Assignment:
Search the entries for the word "рассылки" and copy each line that has it.

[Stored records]
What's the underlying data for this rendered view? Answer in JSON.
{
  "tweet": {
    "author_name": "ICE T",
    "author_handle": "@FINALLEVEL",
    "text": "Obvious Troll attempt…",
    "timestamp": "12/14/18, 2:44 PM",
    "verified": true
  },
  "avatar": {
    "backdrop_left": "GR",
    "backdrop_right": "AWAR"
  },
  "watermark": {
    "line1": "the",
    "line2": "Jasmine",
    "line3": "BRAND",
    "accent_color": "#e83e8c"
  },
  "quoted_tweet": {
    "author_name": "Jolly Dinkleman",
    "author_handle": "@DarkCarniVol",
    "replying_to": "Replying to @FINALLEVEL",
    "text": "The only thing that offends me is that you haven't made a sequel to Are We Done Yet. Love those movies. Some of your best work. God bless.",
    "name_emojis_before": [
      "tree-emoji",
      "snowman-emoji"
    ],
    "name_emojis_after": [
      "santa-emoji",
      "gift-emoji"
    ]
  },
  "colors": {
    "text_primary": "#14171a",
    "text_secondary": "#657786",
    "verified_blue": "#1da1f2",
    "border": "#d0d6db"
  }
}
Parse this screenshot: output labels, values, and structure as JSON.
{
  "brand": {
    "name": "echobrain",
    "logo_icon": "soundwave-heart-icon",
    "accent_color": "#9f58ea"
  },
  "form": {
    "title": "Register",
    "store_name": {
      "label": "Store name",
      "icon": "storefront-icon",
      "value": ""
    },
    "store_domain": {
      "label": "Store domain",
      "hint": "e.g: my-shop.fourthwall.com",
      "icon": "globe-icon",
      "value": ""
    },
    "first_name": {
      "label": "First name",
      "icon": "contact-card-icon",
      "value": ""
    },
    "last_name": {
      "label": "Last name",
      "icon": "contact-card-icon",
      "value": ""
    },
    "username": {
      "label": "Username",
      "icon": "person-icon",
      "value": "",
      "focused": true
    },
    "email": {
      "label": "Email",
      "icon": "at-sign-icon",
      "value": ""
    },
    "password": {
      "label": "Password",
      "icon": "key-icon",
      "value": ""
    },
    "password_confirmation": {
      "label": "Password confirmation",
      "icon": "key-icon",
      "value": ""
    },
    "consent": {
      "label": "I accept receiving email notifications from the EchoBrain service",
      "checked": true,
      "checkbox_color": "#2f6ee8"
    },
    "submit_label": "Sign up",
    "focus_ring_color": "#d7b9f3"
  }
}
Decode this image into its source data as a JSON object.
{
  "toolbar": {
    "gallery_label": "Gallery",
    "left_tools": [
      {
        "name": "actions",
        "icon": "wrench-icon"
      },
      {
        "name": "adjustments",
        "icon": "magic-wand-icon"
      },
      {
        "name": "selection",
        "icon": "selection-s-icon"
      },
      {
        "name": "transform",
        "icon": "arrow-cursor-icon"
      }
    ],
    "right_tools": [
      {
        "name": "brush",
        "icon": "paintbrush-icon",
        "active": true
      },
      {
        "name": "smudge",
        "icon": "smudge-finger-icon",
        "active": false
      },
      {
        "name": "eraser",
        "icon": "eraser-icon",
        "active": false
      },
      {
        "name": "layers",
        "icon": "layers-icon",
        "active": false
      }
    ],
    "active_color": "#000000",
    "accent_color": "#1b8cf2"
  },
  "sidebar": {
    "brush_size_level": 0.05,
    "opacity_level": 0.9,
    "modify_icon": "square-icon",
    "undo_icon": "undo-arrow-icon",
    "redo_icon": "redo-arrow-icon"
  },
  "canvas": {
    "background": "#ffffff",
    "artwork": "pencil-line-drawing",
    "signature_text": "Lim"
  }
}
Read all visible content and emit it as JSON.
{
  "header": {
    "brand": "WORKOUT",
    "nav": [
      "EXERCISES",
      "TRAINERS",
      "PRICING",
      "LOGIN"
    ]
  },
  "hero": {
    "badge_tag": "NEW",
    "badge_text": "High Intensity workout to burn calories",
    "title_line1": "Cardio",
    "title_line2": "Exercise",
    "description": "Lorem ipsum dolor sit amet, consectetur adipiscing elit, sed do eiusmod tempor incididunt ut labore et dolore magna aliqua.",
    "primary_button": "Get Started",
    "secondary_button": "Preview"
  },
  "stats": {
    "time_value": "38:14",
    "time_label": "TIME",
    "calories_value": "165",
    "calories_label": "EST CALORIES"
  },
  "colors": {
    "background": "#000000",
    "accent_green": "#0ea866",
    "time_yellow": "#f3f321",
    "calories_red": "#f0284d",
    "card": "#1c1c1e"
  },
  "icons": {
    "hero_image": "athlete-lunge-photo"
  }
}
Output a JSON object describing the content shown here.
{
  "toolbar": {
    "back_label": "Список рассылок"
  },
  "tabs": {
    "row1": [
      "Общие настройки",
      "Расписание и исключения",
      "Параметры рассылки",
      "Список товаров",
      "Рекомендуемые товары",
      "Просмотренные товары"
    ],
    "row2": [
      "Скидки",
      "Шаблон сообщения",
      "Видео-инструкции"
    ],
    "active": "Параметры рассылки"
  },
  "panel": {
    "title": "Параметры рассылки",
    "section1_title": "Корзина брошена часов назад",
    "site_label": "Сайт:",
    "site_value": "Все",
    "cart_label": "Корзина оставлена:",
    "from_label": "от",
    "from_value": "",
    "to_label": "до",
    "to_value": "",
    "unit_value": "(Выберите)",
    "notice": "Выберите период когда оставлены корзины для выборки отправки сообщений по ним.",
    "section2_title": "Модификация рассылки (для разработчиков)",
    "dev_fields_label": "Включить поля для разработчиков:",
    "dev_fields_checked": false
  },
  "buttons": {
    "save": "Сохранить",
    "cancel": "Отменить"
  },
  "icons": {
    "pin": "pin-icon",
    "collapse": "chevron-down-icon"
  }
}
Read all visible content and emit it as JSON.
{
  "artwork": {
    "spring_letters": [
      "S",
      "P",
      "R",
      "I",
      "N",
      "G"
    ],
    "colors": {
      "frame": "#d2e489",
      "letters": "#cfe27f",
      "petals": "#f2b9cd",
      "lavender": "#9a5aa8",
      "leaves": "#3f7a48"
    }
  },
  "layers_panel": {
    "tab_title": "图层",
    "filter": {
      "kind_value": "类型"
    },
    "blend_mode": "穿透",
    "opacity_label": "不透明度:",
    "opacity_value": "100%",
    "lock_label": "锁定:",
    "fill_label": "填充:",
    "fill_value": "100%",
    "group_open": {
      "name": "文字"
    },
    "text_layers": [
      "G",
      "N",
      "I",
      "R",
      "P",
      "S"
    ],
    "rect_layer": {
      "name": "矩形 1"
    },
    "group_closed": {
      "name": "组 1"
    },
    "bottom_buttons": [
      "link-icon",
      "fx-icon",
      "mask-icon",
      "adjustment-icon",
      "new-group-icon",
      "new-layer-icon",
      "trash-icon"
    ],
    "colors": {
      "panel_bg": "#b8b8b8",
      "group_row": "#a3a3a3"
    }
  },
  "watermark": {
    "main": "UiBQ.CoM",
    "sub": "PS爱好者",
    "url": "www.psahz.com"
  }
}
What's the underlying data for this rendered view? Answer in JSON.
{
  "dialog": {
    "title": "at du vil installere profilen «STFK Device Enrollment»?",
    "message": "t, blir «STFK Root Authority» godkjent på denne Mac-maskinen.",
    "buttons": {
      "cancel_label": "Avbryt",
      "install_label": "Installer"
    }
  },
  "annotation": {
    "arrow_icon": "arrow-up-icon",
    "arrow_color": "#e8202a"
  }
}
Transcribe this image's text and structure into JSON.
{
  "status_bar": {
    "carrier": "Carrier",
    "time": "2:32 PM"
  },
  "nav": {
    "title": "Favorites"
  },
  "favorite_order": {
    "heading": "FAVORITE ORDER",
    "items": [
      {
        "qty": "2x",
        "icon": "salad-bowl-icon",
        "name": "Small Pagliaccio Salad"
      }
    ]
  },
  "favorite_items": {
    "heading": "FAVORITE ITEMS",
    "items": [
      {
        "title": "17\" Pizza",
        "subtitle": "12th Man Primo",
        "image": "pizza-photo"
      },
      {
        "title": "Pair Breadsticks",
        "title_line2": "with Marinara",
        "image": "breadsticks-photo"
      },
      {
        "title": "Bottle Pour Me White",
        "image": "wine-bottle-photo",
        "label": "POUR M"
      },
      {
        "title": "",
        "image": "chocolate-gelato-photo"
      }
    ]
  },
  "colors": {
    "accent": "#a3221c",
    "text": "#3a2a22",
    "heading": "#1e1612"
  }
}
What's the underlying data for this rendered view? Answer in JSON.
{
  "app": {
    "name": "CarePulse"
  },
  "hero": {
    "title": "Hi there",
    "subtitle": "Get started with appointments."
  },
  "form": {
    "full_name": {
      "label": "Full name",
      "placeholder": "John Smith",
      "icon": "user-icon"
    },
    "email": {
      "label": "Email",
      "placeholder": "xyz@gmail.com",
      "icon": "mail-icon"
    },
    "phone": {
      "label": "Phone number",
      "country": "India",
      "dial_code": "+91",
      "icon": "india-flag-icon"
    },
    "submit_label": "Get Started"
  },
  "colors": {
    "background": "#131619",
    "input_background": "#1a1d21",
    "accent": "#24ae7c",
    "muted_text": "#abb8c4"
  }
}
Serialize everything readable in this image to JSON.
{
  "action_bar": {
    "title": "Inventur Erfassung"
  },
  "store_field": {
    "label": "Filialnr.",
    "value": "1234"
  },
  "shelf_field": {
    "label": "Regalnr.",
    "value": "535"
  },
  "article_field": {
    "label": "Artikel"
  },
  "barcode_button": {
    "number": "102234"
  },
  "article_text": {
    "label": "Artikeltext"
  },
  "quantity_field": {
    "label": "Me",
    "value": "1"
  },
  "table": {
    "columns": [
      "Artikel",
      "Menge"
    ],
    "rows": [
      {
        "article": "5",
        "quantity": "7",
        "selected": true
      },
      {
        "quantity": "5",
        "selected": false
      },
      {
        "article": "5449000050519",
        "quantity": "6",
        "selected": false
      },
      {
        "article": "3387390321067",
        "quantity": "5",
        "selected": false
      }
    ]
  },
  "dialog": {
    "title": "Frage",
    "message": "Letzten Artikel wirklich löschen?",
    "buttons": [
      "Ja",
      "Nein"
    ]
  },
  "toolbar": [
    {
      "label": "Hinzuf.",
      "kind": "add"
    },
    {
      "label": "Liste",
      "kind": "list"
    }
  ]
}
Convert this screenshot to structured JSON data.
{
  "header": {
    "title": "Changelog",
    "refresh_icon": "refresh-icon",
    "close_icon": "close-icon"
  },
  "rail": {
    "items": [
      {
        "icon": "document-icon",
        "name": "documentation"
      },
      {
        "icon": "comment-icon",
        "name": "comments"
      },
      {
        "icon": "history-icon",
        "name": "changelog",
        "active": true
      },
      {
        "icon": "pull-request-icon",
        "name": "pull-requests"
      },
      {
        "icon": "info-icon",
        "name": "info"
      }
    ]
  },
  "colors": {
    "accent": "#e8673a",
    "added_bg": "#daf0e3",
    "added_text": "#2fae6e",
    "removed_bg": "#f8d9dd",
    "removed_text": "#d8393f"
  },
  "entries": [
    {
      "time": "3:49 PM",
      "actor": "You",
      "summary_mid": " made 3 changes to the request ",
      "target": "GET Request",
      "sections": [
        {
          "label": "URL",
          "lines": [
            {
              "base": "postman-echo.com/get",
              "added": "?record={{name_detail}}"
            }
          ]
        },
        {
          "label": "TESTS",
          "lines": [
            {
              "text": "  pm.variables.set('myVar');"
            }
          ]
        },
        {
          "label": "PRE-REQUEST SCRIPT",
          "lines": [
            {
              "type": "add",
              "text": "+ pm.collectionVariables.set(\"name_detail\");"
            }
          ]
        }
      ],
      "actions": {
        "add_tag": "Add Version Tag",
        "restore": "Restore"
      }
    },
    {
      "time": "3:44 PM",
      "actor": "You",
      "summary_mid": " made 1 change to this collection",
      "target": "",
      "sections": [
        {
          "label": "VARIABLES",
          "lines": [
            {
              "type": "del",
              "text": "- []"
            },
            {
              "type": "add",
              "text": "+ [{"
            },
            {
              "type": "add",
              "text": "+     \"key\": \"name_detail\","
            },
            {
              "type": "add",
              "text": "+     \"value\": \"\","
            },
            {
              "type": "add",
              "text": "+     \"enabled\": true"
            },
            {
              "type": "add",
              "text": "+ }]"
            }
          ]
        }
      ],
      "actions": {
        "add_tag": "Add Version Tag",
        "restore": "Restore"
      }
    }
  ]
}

Answer section:
      "Параметры рассылки",
    "active": "Параметры рассылки"
    "title": "Параметры рассылки",
    "section2_title": "Модификация рассылки (для разработчиков)",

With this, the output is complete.